Open Research Data and Data Sharing are parts of the Open Science movement that aims to enable sustainable and reproducible research. CORSMAL aims to share Data and Models that enable human-robot handover of unknown objects.

Significant efforts are required to properly obtain, annotate and curate Data, and an Open platform can accelerate the design and validation of new solutions and accelerate the spreading of novel ideas. Along with Data, an Open Evaluation Methodology & Experiment Reproducibility is fundamental to formally assess the performance. Examples of such platforms already exist for computer vision and audio analysis (research areas directly related to CORSMAL), as well as for specific robotic tasks. However, the human-in-the-loop scenario considered in our project makes Reproducibility a very challenging task.
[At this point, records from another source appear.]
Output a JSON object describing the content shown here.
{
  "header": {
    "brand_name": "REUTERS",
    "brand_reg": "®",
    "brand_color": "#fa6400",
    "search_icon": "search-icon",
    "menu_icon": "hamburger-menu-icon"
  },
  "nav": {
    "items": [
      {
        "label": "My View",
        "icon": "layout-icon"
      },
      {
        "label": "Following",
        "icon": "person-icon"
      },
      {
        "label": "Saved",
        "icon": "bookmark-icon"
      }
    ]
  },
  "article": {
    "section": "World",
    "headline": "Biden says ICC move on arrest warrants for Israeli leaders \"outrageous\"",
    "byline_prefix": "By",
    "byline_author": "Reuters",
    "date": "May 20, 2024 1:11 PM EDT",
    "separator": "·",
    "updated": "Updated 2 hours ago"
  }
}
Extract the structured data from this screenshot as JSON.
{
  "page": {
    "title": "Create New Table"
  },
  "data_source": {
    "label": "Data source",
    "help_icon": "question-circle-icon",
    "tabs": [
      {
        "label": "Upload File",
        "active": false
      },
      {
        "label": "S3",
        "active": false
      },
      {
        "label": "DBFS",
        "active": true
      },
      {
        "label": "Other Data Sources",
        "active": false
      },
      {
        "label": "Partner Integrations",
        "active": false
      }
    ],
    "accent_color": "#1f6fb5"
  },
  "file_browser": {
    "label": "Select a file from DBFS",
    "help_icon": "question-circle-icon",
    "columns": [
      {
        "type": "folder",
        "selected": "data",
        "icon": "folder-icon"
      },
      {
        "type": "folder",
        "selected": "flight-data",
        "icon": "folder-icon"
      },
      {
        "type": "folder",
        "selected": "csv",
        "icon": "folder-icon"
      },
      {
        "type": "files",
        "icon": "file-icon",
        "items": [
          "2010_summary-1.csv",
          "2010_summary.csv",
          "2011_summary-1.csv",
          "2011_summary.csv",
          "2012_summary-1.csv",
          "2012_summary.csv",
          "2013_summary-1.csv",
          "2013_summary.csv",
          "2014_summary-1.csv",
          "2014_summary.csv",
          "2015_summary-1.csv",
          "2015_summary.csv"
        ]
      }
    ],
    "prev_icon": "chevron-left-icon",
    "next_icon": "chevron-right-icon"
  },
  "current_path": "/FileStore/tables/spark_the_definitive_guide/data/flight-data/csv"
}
CORSMAL is committed to Open Science and we aim to create and distribute Datasets, Models and Evaluation Protocols for the development of collaborative solutions for human-robot object handover through visual, auditory and tactile sensing. We hope that our efforts will enable the advancement of the research and the formulation of new solutions to predict the movements of a person and to estimate the physical properties of objects, and in turn allow accurate, robust and safe planning for the handover.

Stay tuned!


CHISTERA meeting slide